* **Exercise brief**: Please show every line from the entries that carries the word "date".

Entries taken from a collection
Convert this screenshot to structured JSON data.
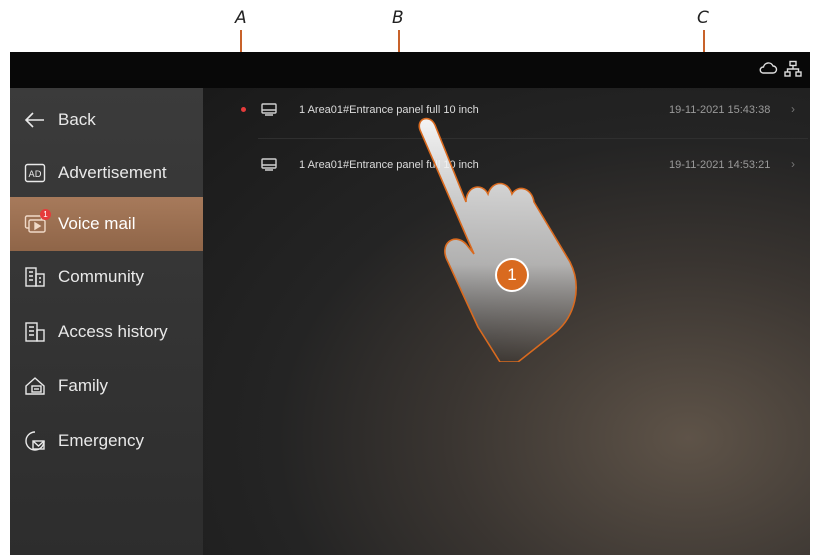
{
  "annotations": {
    "a": "A",
    "b": "B",
    "c": "C",
    "step": "1"
  },
  "status": {
    "cloud_icon": "cloud-icon",
    "network_icon": "network-icon"
  },
  "sidebar": {
    "items": [
      {
        "label": "Back",
        "icon": "arrow-left-icon"
      },
      {
        "label": "Advertisement",
        "icon": "ad-icon"
      },
      {
        "label": "Voice mail",
        "icon": "voicemail-icon",
        "active": true,
        "badge": "1"
      },
      {
        "label": "Community",
        "icon": "community-icon"
      },
      {
        "label": "Access history",
        "icon": "access-history-icon"
      },
      {
        "label": "Family",
        "icon": "family-icon"
      },
      {
        "label": "Emergency",
        "icon": "emergency-icon"
      }
    ]
  },
  "messages": [
    {
      "title": "1 Area01#Entrance panel full 10 inch",
      "date": "19-11-2021 15:43:38",
      "unread": true,
      "chevron": "›"
    },
    {
      "title": "1 Area01#Entrance panel full 10 inch",
      "date": "19-11-2021 14:53:21",
      "unread": false,
      "chevron": "›"
    }
  ],
  "colors": {
    "accent": "#a77a5b",
    "unread_dot": "#e53b3b",
    "callout": "#d96a1f"
  }
}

* **Output of the exercise**:
      "date": "19-11-2021 15:43:38",
      "date": "19-11-2021 14:53:21",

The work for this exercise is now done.